• How to complete this task: Return the data verbatim, without pictures.

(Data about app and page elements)
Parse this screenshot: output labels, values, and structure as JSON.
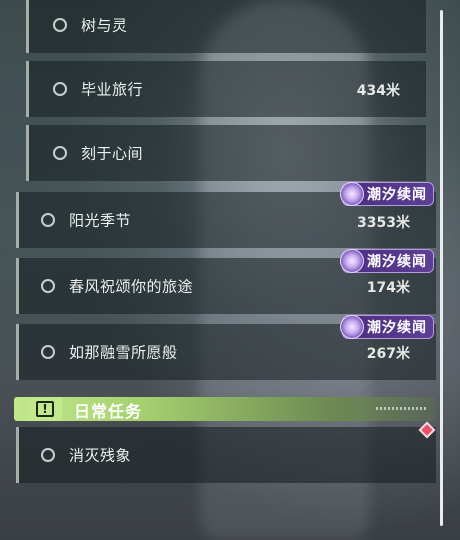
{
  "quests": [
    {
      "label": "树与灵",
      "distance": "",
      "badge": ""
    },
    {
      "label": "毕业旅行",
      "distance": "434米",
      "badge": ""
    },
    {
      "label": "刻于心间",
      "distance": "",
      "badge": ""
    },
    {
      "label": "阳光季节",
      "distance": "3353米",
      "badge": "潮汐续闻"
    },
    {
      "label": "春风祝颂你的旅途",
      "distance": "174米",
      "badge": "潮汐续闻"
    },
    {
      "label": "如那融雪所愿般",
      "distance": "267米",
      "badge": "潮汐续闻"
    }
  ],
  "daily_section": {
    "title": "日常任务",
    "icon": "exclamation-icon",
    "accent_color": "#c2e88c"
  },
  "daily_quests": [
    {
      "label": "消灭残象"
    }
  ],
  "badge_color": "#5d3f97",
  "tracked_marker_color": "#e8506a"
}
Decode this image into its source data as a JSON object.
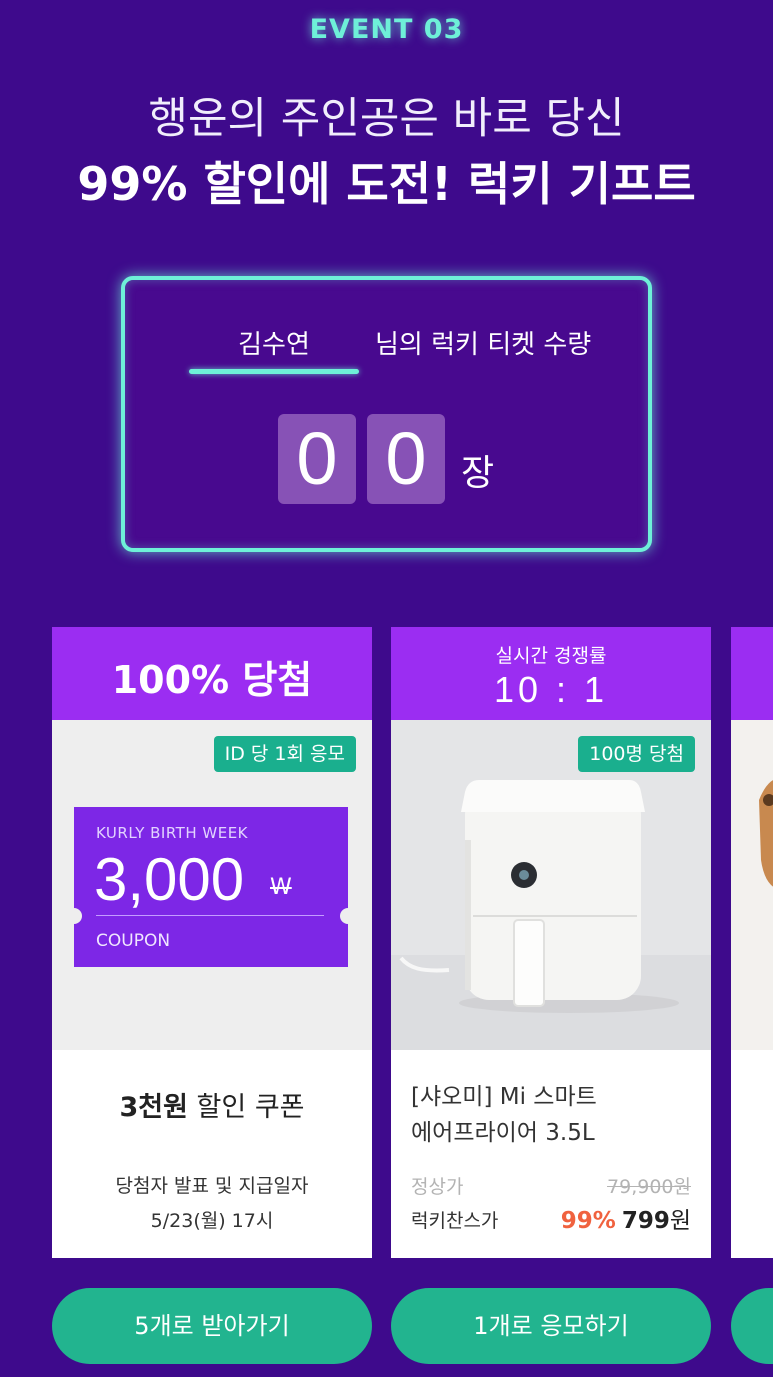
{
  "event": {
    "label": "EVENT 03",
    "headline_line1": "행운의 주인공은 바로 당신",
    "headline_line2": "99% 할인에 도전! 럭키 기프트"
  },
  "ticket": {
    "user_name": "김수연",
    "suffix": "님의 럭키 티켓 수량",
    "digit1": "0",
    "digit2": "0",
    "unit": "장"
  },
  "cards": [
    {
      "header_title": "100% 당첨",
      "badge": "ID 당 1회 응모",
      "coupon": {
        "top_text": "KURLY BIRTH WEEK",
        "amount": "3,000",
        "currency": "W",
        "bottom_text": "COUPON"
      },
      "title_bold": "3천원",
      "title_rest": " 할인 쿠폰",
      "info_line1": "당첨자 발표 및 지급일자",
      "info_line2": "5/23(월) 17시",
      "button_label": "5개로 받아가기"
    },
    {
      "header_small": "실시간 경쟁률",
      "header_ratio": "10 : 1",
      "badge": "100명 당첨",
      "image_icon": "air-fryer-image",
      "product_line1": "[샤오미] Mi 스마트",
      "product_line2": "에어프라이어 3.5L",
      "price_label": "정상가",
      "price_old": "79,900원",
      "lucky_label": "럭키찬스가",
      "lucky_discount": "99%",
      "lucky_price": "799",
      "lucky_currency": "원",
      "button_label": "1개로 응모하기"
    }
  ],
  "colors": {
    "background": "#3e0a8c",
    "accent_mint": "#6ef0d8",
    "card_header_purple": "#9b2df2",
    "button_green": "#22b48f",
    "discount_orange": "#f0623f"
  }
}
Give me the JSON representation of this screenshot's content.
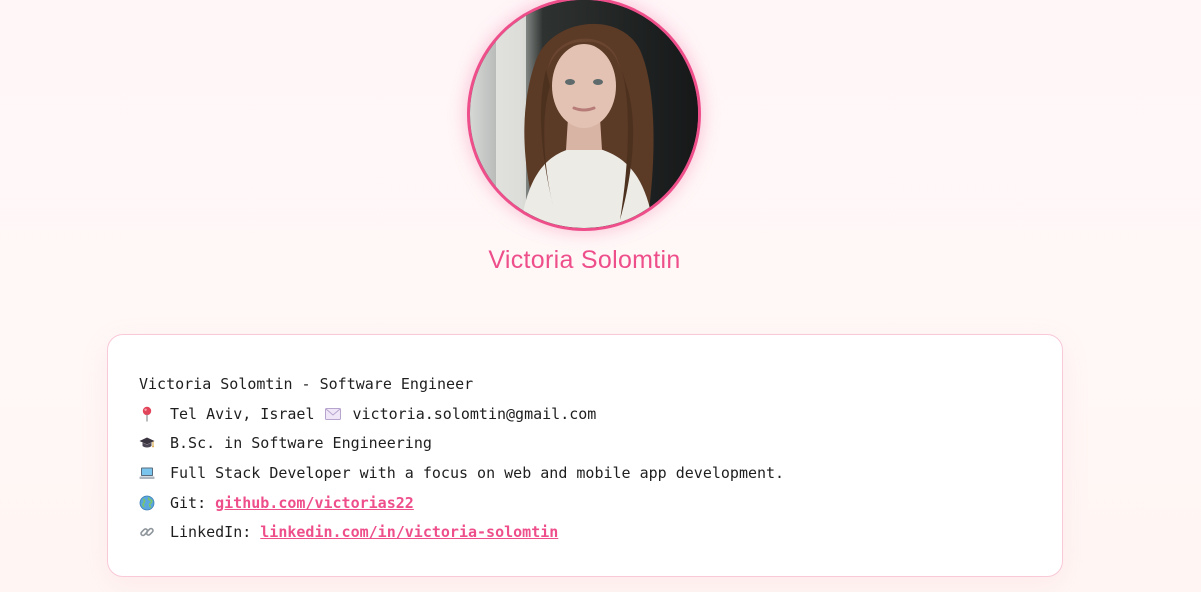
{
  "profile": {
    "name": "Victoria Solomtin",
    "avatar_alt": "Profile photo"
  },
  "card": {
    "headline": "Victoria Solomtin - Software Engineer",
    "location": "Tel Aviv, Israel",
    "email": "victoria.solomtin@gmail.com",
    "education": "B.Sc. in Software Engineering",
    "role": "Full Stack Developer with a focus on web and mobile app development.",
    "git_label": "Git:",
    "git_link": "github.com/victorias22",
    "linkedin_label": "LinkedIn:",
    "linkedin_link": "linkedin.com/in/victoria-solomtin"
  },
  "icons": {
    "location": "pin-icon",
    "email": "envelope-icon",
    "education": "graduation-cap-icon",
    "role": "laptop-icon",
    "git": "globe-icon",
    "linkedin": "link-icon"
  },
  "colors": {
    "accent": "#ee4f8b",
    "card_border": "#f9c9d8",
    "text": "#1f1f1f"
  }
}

• Solution to this problem:
Parse this screenshot: output labels, values, and structure as JSON.
{
  "quests": [
    {
      "label": "树与灵",
      "distance": "",
      "badge": ""
    },
    {
      "label": "毕业旅行",
      "distance": "434米",
      "badge": ""
    },
    {
      "label": "刻于心间",
      "distance": "",
      "badge": ""
    },
    {
      "label": "阳光季节",
      "distance": "3353米",
      "badge": "潮汐续闻"
    },
    {
      "label": "春风祝颂你的旅途",
      "distance": "174米",
      "badge": "潮汐续闻"
    },
    {
      "label": "如那融雪所愿般",
      "distance": "267米",
      "badge": "潮汐续闻"
    }
  ],
  "daily_section": {
    "title": "日常任务",
    "icon": "exclamation-icon",
    "accent_color": "#c2e88c"
  },
  "daily_quests": [
    {
      "label": "消灭残象"
    }
  ],
  "badge_color": "#5d3f97",
  "tracked_marker_color": "#e8506a"
}
Decode this image into its source data as a JSON object.
{
  "event": {
    "label": "EVENT 03",
    "headline_line1": "행운의 주인공은 바로 당신",
    "headline_line2": "99% 할인에 도전! 럭키 기프트"
  },
  "ticket": {
    "user_name": "김수연",
    "suffix": "님의 럭키 티켓 수량",
    "digit1": "0",
    "digit2": "0",
    "unit": "장"
  },
  "cards": [
    {
      "header_title": "100% 당첨",
      "badge": "ID 당 1회 응모",
      "coupon": {
        "top_text": "KURLY BIRTH WEEK",
        "amount": "3,000",
        "currency": "W",
        "bottom_text": "COUPON"
      },
      "title_bold": "3천원",
      "title_rest": " 할인 쿠폰",
      "info_line1": "당첨자 발표 및 지급일자",
      "info_line2": "5/23(월) 17시",
      "button_label": "5개로 받아가기"
    },
    {
      "header_small": "실시간 경쟁률",
      "header_ratio": "10 : 1",
      "badge": "100명 당첨",
      "image_icon": "air-fryer-image",
      "product_line1": "[샤오미] Mi 스마트",
      "product_line2": "에어프라이어 3.5L",
      "price_label": "정상가",
      "price_old": "79,900원",
      "lucky_label": "럭키찬스가",
      "lucky_discount": "99%",
      "lucky_price": "799",
      "lucky_currency": "원",
      "button_label": "1개로 응모하기"
    }
  ],
  "colors": {
    "background": "#3e0a8c",
    "accent_mint": "#6ef0d8",
    "card_header_purple": "#9b2df2",
    "button_green": "#22b48f",
    "discount_orange": "#f0623f"
  }
}
Give me the JSON representation of this screenshot's content.
{
  "profile": {
    "name": "Victoria Solomtin",
    "avatar_alt": "Profile photo"
  },
  "card": {
    "headline": "Victoria Solomtin - Software Engineer",
    "location": "Tel Aviv, Israel",
    "email": "victoria.solomtin@gmail.com",
    "education": "B.Sc. in Software Engineering",
    "role": "Full Stack Developer with a focus on web and mobile app development.",
    "git_label": "Git:",
    "git_link": "github.com/victorias22",
    "linkedin_label": "LinkedIn:",
    "linkedin_link": "linkedin.com/in/victoria-solomtin"
  },
  "icons": {
    "location": "pin-icon",
    "email": "envelope-icon",
    "education": "graduation-cap-icon",
    "role": "laptop-icon",
    "git": "globe-icon",
    "linkedin": "link-icon"
  },
  "colors": {
    "accent": "#ee4f8b",
    "card_border": "#f9c9d8",
    "text": "#1f1f1f"
  }
}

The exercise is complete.